Job continues to expound on why life is unfair. He makes some good points: “The poor must go about naked, without any clothing. They harvest food for others while they themselves are starving. They press out olive oil without being allowed to taste it, and they tread in the wine press as they suffer from thirst.” (v 10-11) But god has no answers for him.
Bildad shoots Job down again, reminding him that no one born of a woman can be ‘clean’ (KJV) or ‘pure’ (NLT and NIV). Take your pick – either way, it’s a pretty misogynistic statement. But Bildad’s not singling out women; he believes that everyone’s bad – “people are maggots; we mortals are mere worms.” We still have preachers who spew this kind of hateful worldview. Now I know where they get their source material.
Job drones on and on about god’s power.
Job continues to avow his innocence. “I will never concede that you are right; I will defend my integrity until I die. I will maintain my innocence without wavering. My conscience is clear for as long as I live.” (v 5-6)

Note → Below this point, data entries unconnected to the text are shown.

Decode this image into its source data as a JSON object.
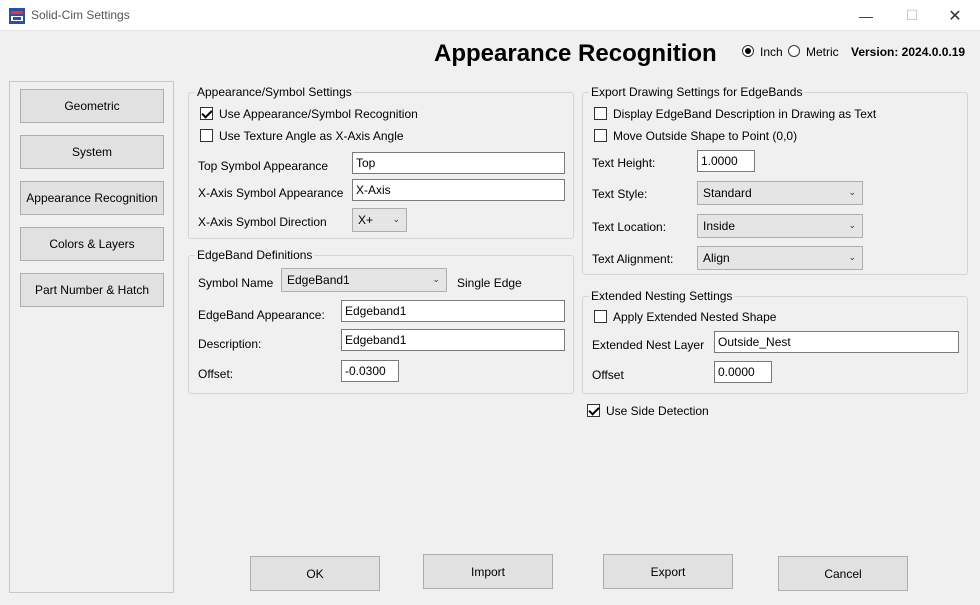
{
  "window": {
    "title": "Solid-Cim Settings",
    "minimize": "—",
    "maximize": "☐",
    "close": "✕"
  },
  "header": {
    "title": "Appearance Recognition",
    "unit_inch": "Inch",
    "unit_metric": "Metric",
    "selected_unit": "Inch",
    "version": "Version: 2024.0.0.19"
  },
  "sidebar": {
    "items": [
      {
        "label": "Geometric"
      },
      {
        "label": "System"
      },
      {
        "label": "Appearance Recognition"
      },
      {
        "label": "Colors & Layers"
      },
      {
        "label": "Part Number & Hatch"
      }
    ]
  },
  "appearance_symbol": {
    "title": "Appearance/Symbol Settings",
    "use_recognition_label": "Use Appearance/Symbol Recognition",
    "use_recognition_checked": true,
    "use_texture_label": "Use Texture Angle as X-Axis Angle",
    "use_texture_checked": false,
    "top_symbol_label": "Top Symbol Appearance",
    "top_symbol_value": "Top",
    "xaxis_symbol_label": "X-Axis Symbol Appearance",
    "xaxis_symbol_value": "X-Axis",
    "xaxis_direction_label": "X-Axis Symbol Direction",
    "xaxis_direction_value": "X+"
  },
  "edgeband": {
    "title": "EdgeBand Definitions",
    "symbol_name_label": "Symbol Name",
    "symbol_name_value": "EdgeBand1",
    "single_edge_label": "Single Edge",
    "appearance_label": "EdgeBand Appearance:",
    "appearance_value": "Edgeband1",
    "description_label": "Description:",
    "description_value": "Edgeband1",
    "offset_label": "Offset:",
    "offset_value": "-0.0300"
  },
  "export_drawing": {
    "title": "Export Drawing Settings for EdgeBands",
    "display_desc_label": "Display EdgeBand Description in Drawing as Text",
    "display_desc_checked": false,
    "move_outside_label": "Move Outside Shape to Point (0,0)",
    "move_outside_checked": false,
    "text_height_label": "Text Height:",
    "text_height_value": "1.0000",
    "text_style_label": "Text Style:",
    "text_style_value": "Standard",
    "text_location_label": "Text Location:",
    "text_location_value": "Inside",
    "text_alignment_label": "Text Alignment:",
    "text_alignment_value": "Align"
  },
  "extended_nesting": {
    "title": "Extended Nesting Settings",
    "apply_label": "Apply Extended Nested Shape",
    "apply_checked": false,
    "nest_layer_label": "Extended Nest Layer",
    "nest_layer_value": "Outside_Nest",
    "offset_label": "Offset",
    "offset_value": "0.0000"
  },
  "side_detection": {
    "label": "Use Side Detection",
    "checked": true
  },
  "buttons": {
    "ok": "OK",
    "import": "Import",
    "export": "Export",
    "cancel": "Cancel"
  },
  "icons": {
    "dropdown": "chevron-down-icon",
    "app": "app-icon"
  }
}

This is Job’s monologue about wisdom. “The price of wisdom is far above rubies.” (v 18)